> PROBLEM STATEMENT: Copy each line below that contains "JSON".

> DATA SHOWN:

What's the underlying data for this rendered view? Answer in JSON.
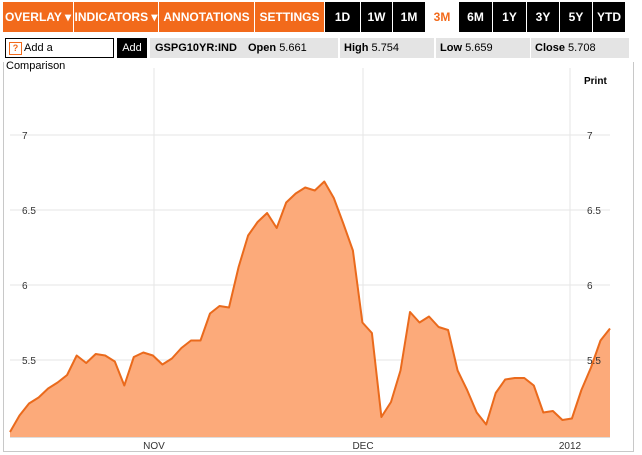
{
  "toolbar": {
    "menus": [
      {
        "label": "OVERLAY ▾"
      },
      {
        "label": "INDICATORS ▾"
      },
      {
        "label": "ANNOTATIONS ▾"
      },
      {
        "label": "SETTINGS ▾"
      }
    ],
    "ranges": [
      {
        "label": "1D"
      },
      {
        "label": "1W"
      },
      {
        "label": "1M"
      },
      {
        "label": "3M",
        "active": true
      },
      {
        "label": "6M"
      },
      {
        "label": "1Y"
      },
      {
        "label": "3Y"
      },
      {
        "label": "5Y"
      },
      {
        "label": "YTD"
      }
    ]
  },
  "quote": {
    "compare_label": "Add a Comparison",
    "compare_icon": "?",
    "add_label": "Add",
    "ticker": "GSPG10YR:IND",
    "open_label": "Open",
    "open_value": "5.661",
    "high_label": "High",
    "high_value": "5.754",
    "low_label": "Low",
    "low_value": "5.659",
    "close_label": "Close",
    "close_value": "5.708"
  },
  "print_label": "Print",
  "colors": {
    "accent": "#f26a1b",
    "area_fill": "#fcaa7a",
    "line": "#ea6a1c"
  },
  "chart_data": {
    "type": "area",
    "y_ticks": [
      5.5,
      6,
      6.5,
      7
    ],
    "y_tick_labels": [
      "5.5",
      "6",
      "6.5",
      "7"
    ],
    "x_tick_labels": [
      "NOV",
      "DEC",
      "2012"
    ],
    "ylim": [
      5,
      7.25
    ],
    "grid": true,
    "values": [
      5.02,
      5.13,
      5.21,
      5.25,
      5.31,
      5.35,
      5.4,
      5.53,
      5.48,
      5.54,
      5.53,
      5.49,
      5.33,
      5.52,
      5.55,
      5.53,
      5.47,
      5.51,
      5.58,
      5.63,
      5.63,
      5.81,
      5.86,
      5.85,
      6.12,
      6.33,
      6.42,
      6.48,
      6.38,
      6.55,
      6.61,
      6.65,
      6.63,
      6.69,
      6.58,
      6.41,
      6.23,
      5.75,
      5.68,
      5.12,
      5.22,
      5.43,
      5.82,
      5.75,
      5.79,
      5.72,
      5.7,
      5.43,
      5.3,
      5.15,
      5.07,
      5.28,
      5.37,
      5.38,
      5.38,
      5.33,
      5.15,
      5.16,
      5.1,
      5.11,
      5.3,
      5.45,
      5.63,
      5.71
    ]
  }
}
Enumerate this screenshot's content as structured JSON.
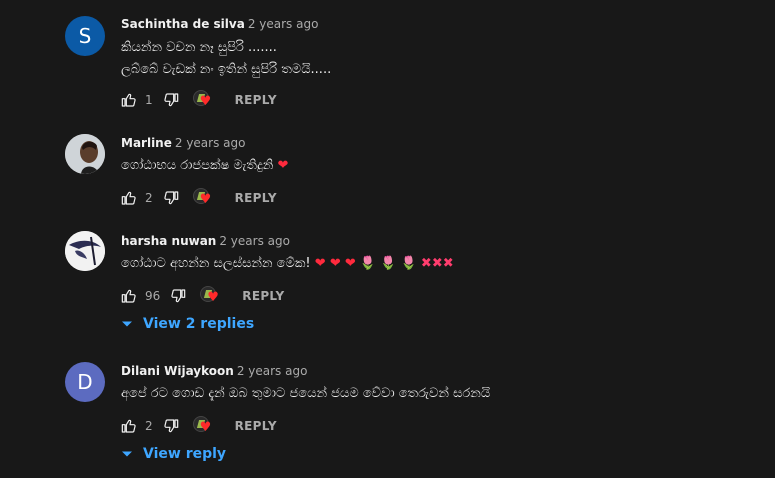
{
  "comments": [
    {
      "author": "Sachintha de silva",
      "time": "2 years ago",
      "avatar_letter": "S",
      "avatar_color": "#0b5aa6",
      "lines": [
        "කියන්න වචන නෑ සුපිරි .......",
        "ලබ්බේ වැඩක් නං ඉතින් සුපිරි තමයි....."
      ],
      "likes": "1",
      "reply_label": "REPLY"
    },
    {
      "author": "Marline",
      "time": "2 years ago",
      "avatar_color": "#d8d8d8",
      "lines": [
        "ගෝඨාභය රාජපක්ෂ මැතිදුනි"
      ],
      "trailing_emoji": "❤",
      "likes": "2",
      "reply_label": "REPLY"
    },
    {
      "author": "harsha nuwan",
      "time": "2 years ago",
      "avatar_color": "#eeeeee",
      "lines": [
        "ගෝඨාට අහන්න සලස්සන්න මේක!"
      ],
      "emojis": [
        "❤",
        "❤",
        "❤",
        "🌷",
        "🌷",
        "🌷",
        "✖",
        "✖",
        "✖"
      ],
      "likes": "96",
      "reply_label": "REPLY",
      "view_replies": "View 2 replies"
    },
    {
      "author": "Dilani Wijaykoon",
      "time": "2 years ago",
      "avatar_letter": "D",
      "avatar_color": "#5c6bc0",
      "lines": [
        "අපේ රට ගොඩ  දැන්  ඔබ තුමාට ජයෙන් ජයම වේවා  තෙරුවන් සරනයි"
      ],
      "likes": "2",
      "reply_label": "REPLY",
      "view_replies": "View reply"
    }
  ],
  "icons": {
    "like": "thumbs-up-icon",
    "dislike": "thumbs-down-icon",
    "creator_heart": "creator-heart-icon",
    "chevron": "chevron-down-icon"
  },
  "colors": {
    "background": "#181818",
    "link": "#3ea6ff",
    "secondary_text": "#aaaaaa",
    "heart": "#ff2a2a"
  }
}
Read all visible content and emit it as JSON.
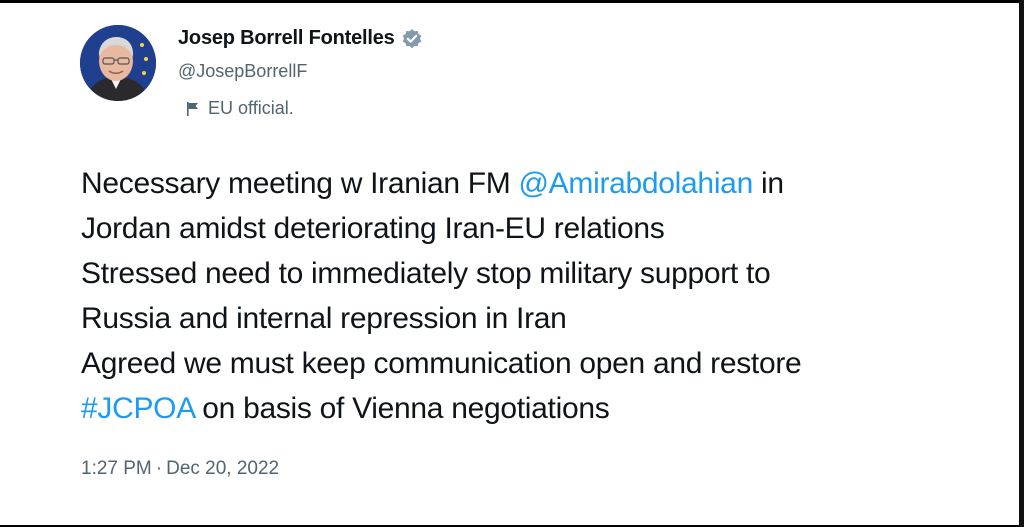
{
  "author": {
    "display_name": "Josep Borrell Fontelles",
    "handle": "@JosepBorrellF",
    "label": "EU official."
  },
  "tweet": {
    "line1_before": "Necessary meeting w Iranian FM ",
    "line1_mention": "@Amirabdolahian",
    "line1_after": " in",
    "line2": "Jordan amidst deteriorating Iran-EU relations",
    "line3": "Stressed need to immediately stop military support to",
    "line4": "Russia and internal repression in Iran",
    "line5": "Agreed we must keep communication open and restore",
    "line6_hashtag": "#JCPOA",
    "line6_after": " on basis of Vienna negotiations"
  },
  "meta": {
    "time": "1:27 PM",
    "separator": "·",
    "date": "Dec 20, 2022"
  },
  "colors": {
    "link": "#1d9bf0",
    "text": "#0f1419",
    "secondary": "#536471",
    "verified": "#829aab"
  },
  "icons": {
    "verified": "verified-badge-icon",
    "label": "flag-icon"
  }
}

> RESPONSE:
What's the underlying data for this rendered view? Answer in JSON.
Enumerate this screenshot's content as structured JSON.
Read all visible content and emit it as JSON.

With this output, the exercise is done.